of November 1st, the ceremony in honor of the Angelitos takes place in the cemetery.

Wood & Cempasuchil Arches

Wood & Cempasuchil Arches

The little angels or angelitos are the children that died and that could never experience the happiness and sorrows of adulthood.

Very early the bells of the church start ringing, calling children’s souls and the living relatives that will attend the ceremony.

At 6:00 A.M., in the small chapel of Janitzio, mass has already begun. Remember, this is fundamentally a Catholic ritual. After mass, the women and children go to the graveyard to clean and decorate the tombs. They bring with them flowers, bread, and fruits in baskets covered with napkins that they embroidered themselves, as well as the copal, incense, that they will burn so that the aroma will help guide the returning souls.

Each family brings with them in honor of their deceased relatives.

A beautiful view enriches this mystical moment… in the distance, from the graveyard, the fishermen can be seen with their canoes starting their working day. The lake is so peaceful as if welcoming the spirits that are returning home.

techos1

Slowly, and quietly, the cemetery begins to fill up. The music of a band can be heard slowly approaching the graveyard. It is a family that is carrying an arch accompanied by the band. Their son died a few months before, and this morning is the first Day of the Dead that they will be honoring him. This is why they have brought a band with them.

Music resonates fills the burial ground.

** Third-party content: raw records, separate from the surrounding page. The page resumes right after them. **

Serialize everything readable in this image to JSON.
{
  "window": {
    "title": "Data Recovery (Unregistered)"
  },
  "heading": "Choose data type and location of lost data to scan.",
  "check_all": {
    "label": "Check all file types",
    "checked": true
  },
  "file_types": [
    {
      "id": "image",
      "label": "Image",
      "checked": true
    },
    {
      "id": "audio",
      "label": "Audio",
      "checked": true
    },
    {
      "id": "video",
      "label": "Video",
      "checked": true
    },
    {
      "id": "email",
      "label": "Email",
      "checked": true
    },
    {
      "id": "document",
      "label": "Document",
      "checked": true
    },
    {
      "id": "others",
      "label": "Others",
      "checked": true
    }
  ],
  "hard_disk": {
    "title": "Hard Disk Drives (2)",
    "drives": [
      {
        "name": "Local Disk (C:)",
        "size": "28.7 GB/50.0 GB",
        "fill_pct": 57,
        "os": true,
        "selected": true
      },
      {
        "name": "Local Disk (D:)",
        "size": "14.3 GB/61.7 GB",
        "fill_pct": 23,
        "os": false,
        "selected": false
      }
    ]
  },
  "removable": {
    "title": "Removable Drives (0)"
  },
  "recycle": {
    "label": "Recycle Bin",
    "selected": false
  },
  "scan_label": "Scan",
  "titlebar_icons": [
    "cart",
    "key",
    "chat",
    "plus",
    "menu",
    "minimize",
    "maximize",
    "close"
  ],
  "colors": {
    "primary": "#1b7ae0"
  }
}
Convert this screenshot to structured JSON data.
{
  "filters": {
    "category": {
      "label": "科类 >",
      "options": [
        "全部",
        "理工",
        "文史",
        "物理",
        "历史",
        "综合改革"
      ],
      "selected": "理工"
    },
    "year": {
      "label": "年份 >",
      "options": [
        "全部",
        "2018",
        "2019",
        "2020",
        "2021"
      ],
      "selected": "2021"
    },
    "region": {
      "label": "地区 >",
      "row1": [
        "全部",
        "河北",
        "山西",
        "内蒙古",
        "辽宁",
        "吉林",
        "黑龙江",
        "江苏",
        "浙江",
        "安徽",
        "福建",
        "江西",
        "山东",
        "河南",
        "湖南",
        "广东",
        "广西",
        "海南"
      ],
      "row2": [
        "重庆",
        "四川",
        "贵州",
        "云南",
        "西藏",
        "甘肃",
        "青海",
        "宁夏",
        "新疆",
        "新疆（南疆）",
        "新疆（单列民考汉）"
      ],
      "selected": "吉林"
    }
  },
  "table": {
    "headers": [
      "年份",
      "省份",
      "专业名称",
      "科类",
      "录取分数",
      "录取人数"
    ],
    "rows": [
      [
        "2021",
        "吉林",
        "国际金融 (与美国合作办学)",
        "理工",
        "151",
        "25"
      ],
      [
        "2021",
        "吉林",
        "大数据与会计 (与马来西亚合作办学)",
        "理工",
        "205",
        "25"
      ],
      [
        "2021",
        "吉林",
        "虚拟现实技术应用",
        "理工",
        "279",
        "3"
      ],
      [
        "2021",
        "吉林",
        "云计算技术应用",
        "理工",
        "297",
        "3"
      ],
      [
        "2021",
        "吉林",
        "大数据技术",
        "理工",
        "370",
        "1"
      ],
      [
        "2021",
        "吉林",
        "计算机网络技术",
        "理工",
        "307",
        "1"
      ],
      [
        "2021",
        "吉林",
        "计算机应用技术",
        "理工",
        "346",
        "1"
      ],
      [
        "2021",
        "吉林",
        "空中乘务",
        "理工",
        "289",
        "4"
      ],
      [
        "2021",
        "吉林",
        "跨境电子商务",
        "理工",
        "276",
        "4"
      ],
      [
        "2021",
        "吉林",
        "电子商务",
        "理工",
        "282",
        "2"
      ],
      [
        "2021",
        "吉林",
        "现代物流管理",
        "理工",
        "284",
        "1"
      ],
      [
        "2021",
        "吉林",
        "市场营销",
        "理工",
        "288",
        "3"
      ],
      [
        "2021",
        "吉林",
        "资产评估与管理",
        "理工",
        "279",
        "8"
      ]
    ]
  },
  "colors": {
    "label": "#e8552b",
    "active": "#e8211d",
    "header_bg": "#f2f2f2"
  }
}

sra arco panteonAround nine in the morning the ritual in honor of the deceased children ends. In a couple of hours, at nightfall, the most impressive celebration will begin, the ritual in which the souls of the deceased adults are honored.

It is surprising how in such a little island, thousands and thousands of visitors will arrive in order to witness this beautiful rite.

In the preceding hours, the carpenters laboriously work to set a stage for the folkloric dances that will be performed as part of the celebrations.

Las Mañanitas

Las Mañanitas is the traditional Mexican birthday song. It is so popular that it is now sung ...

Learn more

Pages: 1 2 3 4 5

Related Articles

facebook-share

Fatal error: Call to undefined function wp_pagenavi() in /home/inside14/public_html/wp-content/themes/insidemexicotheme/single.php on line 252

Fatal error: Call to undefined function wp_pagenavi() in /home/inside14/public_html/wp-content/themes/insidemexicotheme/single.php on line 252